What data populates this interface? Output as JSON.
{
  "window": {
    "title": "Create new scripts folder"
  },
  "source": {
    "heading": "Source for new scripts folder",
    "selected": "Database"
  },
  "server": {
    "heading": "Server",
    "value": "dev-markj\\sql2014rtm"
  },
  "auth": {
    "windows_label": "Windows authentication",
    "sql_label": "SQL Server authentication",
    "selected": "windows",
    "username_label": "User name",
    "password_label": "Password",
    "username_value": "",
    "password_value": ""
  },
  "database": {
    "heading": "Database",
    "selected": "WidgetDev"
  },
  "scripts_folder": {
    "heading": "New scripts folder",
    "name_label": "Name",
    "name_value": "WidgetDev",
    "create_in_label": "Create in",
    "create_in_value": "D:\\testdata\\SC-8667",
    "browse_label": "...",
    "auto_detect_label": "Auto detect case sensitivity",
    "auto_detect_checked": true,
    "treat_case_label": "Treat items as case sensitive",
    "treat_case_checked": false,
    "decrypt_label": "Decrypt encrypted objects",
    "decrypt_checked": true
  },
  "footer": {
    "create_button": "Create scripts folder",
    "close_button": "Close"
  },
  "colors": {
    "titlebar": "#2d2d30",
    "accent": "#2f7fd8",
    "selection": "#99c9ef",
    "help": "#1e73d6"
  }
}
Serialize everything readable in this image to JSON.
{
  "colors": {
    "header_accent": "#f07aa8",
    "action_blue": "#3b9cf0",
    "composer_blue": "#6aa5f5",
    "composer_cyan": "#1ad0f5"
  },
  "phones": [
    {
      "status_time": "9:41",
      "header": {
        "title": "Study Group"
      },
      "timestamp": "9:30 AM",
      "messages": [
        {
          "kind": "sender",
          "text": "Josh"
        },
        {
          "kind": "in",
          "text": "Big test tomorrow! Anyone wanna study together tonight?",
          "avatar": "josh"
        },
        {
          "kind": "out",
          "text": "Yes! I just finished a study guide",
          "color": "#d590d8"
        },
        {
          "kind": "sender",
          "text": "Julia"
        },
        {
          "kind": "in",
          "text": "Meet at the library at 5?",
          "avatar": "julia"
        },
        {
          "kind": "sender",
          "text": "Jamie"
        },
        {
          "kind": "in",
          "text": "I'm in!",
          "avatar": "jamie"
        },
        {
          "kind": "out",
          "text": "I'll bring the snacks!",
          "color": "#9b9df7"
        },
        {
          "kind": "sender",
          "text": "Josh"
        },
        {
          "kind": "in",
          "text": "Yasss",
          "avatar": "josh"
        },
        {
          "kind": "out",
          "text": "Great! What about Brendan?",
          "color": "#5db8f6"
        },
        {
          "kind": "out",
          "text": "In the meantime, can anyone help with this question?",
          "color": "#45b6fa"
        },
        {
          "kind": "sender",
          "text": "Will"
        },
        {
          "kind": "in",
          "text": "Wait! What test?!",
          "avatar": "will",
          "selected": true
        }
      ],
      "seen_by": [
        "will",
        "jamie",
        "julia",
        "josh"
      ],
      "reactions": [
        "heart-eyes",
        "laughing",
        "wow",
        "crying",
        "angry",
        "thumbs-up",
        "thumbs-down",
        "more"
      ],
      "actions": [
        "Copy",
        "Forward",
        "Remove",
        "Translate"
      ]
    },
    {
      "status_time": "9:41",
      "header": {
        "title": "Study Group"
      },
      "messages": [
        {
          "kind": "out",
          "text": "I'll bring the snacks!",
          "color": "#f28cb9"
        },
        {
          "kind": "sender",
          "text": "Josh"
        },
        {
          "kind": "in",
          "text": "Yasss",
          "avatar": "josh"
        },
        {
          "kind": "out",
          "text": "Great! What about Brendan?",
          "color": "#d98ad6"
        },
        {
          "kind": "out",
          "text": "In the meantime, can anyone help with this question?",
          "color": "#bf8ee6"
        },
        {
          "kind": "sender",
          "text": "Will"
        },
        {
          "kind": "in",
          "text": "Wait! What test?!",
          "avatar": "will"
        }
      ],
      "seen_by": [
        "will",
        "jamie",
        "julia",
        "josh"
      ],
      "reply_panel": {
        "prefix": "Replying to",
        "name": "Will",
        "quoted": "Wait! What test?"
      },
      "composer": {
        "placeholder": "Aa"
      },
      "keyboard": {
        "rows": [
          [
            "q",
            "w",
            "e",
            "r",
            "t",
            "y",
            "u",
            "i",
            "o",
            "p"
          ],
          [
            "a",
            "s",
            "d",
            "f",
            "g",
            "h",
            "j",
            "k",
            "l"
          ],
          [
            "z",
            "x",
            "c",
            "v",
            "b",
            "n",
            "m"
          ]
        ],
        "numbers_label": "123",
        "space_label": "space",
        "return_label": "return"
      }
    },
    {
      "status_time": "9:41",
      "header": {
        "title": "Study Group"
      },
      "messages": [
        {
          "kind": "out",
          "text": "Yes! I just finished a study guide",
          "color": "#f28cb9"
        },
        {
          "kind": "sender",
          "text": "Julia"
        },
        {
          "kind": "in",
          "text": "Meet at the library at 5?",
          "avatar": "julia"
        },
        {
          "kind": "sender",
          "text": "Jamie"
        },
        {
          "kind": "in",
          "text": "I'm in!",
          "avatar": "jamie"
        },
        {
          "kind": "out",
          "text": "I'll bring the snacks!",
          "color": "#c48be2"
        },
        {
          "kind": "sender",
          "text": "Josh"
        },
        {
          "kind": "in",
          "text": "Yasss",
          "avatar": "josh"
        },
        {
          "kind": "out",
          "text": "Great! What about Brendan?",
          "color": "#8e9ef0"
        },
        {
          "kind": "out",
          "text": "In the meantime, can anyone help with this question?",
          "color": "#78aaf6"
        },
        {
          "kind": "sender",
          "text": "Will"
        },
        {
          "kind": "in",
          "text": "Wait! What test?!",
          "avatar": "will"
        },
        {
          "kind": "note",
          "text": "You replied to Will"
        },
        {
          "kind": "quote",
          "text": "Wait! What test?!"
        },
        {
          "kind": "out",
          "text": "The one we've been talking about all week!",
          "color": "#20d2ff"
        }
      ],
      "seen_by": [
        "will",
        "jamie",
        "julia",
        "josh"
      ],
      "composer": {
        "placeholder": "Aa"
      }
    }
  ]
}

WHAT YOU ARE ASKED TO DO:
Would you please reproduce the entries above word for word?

SOLUTION FOR THIS PROBLEM:
What data populates this interface? Output as JSON.
{
  "window": {
    "title": "Create new scripts folder"
  },
  "source": {
    "heading": "Source for new scripts folder",
    "selected": "Database"
  },
  "server": {
    "heading": "Server",
    "value": "dev-markj\\sql2014rtm"
  },
  "auth": {
    "windows_label": "Windows authentication",
    "sql_label": "SQL Server authentication",
    "selected": "windows",
    "username_label": "User name",
    "password_label": "Password",
    "username_value": "",
    "password_value": ""
  },
  "database": {
    "heading": "Database",
    "selected": "WidgetDev"
  },
  "scripts_folder": {
    "heading": "New scripts folder",
    "name_label": "Name",
    "name_value": "WidgetDev",
    "create_in_label": "Create in",
    "create_in_value": "D:\\testdata\\SC-8667",
    "browse_label": "...",
    "auto_detect_label": "Auto detect case sensitivity",
    "auto_detect_checked": true,
    "treat_case_label": "Treat items as case sensitive",
    "treat_case_checked": false,
    "decrypt_label": "Decrypt encrypted objects",
    "decrypt_checked": true
  },
  "footer": {
    "create_button": "Create scripts folder",
    "close_button": "Close"
  },
  "colors": {
    "titlebar": "#2d2d30",
    "accent": "#2f7fd8",
    "selection": "#99c9ef",
    "help": "#1e73d6"
  }
}
Serialize everything readable in this image to JSON.
{
  "colors": {
    "header_accent": "#f07aa8",
    "action_blue": "#3b9cf0",
    "composer_blue": "#6aa5f5",
    "composer_cyan": "#1ad0f5"
  },
  "phones": [
    {
      "status_time": "9:41",
      "header": {
        "title": "Study Group"
      },
      "timestamp": "9:30 AM",
      "messages": [
        {
          "kind": "sender",
          "text": "Josh"
        },
        {
          "kind": "in",
          "text": "Big test tomorrow! Anyone wanna study together tonight?",
          "avatar": "josh"
        },
        {
          "kind": "out",
          "text": "Yes! I just finished a study guide",
          "color": "#d590d8"
        },
        {
          "kind": "sender",
          "text": "Julia"
        },
        {
          "kind": "in",
          "text": "Meet at the library at 5?",
          "avatar": "julia"
        },
        {
          "kind": "sender",
          "text": "Jamie"
        },
        {
          "kind": "in",
          "text": "I'm in!",
          "avatar": "jamie"
        },
        {
          "kind": "out",
          "text": "I'll bring the snacks!",
          "color": "#9b9df7"
        },
        {
          "kind": "sender",
          "text": "Josh"
        },
        {
          "kind": "in",
          "text": "Yasss",
          "avatar": "josh"
        },
        {
          "kind": "out",
          "text": "Great! What about Brendan?",
          "color": "#5db8f6"
        },
        {
          "kind": "out",
          "text": "In the meantime, can anyone help with this question?",
          "color": "#45b6fa"
        },
        {
          "kind": "sender",
          "text": "Will"
        },
        {
          "kind": "in",
          "text": "Wait! What test?!",
          "avatar": "will",
          "selected": true
        }
      ],
      "seen_by": [
        "will",
        "jamie",
        "julia",
        "josh"
      ],
      "reactions": [
        "heart-eyes",
        "laughing",
        "wow",
        "crying",
        "angry",
        "thumbs-up",
        "thumbs-down",
        "more"
      ],
      "actions": [
        "Copy",
        "Forward",
        "Remove",
        "Translate"
      ]
    },
    {
      "status_time": "9:41",
      "header": {
        "title": "Study Group"
      },
      "messages": [
        {
          "kind": "out",
          "text": "I'll bring the snacks!",
          "color": "#f28cb9"
        },
        {
          "kind": "sender",
          "text": "Josh"
        },
        {
          "kind": "in",
          "text": "Yasss",
          "avatar": "josh"
        },
        {
          "kind": "out",
          "text": "Great! What about Brendan?",
          "color": "#d98ad6"
        },
        {
          "kind": "out",
          "text": "In the meantime, can anyone help with this question?",
          "color": "#bf8ee6"
        },
        {
          "kind": "sender",
          "text": "Will"
        },
        {
          "kind": "in",
          "text": "Wait! What test?!",
          "avatar": "will"
        }
      ],
      "seen_by": [
        "will",
        "jamie",
        "julia",
        "josh"
      ],
      "reply_panel": {
        "prefix": "Replying to",
        "name": "Will",
        "quoted": "Wait! What test?"
      },
      "composer": {
        "placeholder": "Aa"
      },
      "keyboard": {
        "rows": [
          [
            "q",
            "w",
            "e",
            "r",
            "t",
            "y",
            "u",
            "i",
            "o",
            "p"
          ],
          [
            "a",
            "s",
            "d",
            "f",
            "g",
            "h",
            "j",
            "k",
            "l"
          ],
          [
            "z",
            "x",
            "c",
            "v",
            "b",
            "n",
            "m"
          ]
        ],
        "numbers_label": "123",
        "space_label": "space",
        "return_label": "return"
      }
    },
    {
      "status_time": "9:41",
      "header": {
        "title": "Study Group"
      },
      "messages": [
        {
          "kind": "out",
          "text": "Yes! I just finished a study guide",
          "color": "#f28cb9"
        },
        {
          "kind": "sender",
          "text": "Julia"
        },
        {
          "kind": "in",
          "text": "Meet at the library at 5?",
          "avatar": "julia"
        },
        {
          "kind": "sender",
          "text": "Jamie"
        },
        {
          "kind": "in",
          "text": "I'm in!",
          "avatar": "jamie"
        },
        {
          "kind": "out",
          "text": "I'll bring the snacks!",
          "color": "#c48be2"
        },
        {
          "kind": "sender",
          "text": "Josh"
        },
        {
          "kind": "in",
          "text": "Yasss",
          "avatar": "josh"
        },
        {
          "kind": "out",
          "text": "Great! What about Brendan?",
          "color": "#8e9ef0"
        },
        {
          "kind": "out",
          "text": "In the meantime, can anyone help with this question?",
          "color": "#78aaf6"
        },
        {
          "kind": "sender",
          "text": "Will"
        },
        {
          "kind": "in",
          "text": "Wait! What test?!",
          "avatar": "will"
        },
        {
          "kind": "note",
          "text": "You replied to Will"
        },
        {
          "kind": "quote",
          "text": "Wait! What test?!"
        },
        {
          "kind": "out",
          "text": "The one we've been talking about all week!",
          "color": "#20d2ff"
        }
      ],
      "seen_by": [
        "will",
        "jamie",
        "julia",
        "josh"
      ],
      "composer": {
        "placeholder": "Aa"
      }
    }
  ]
}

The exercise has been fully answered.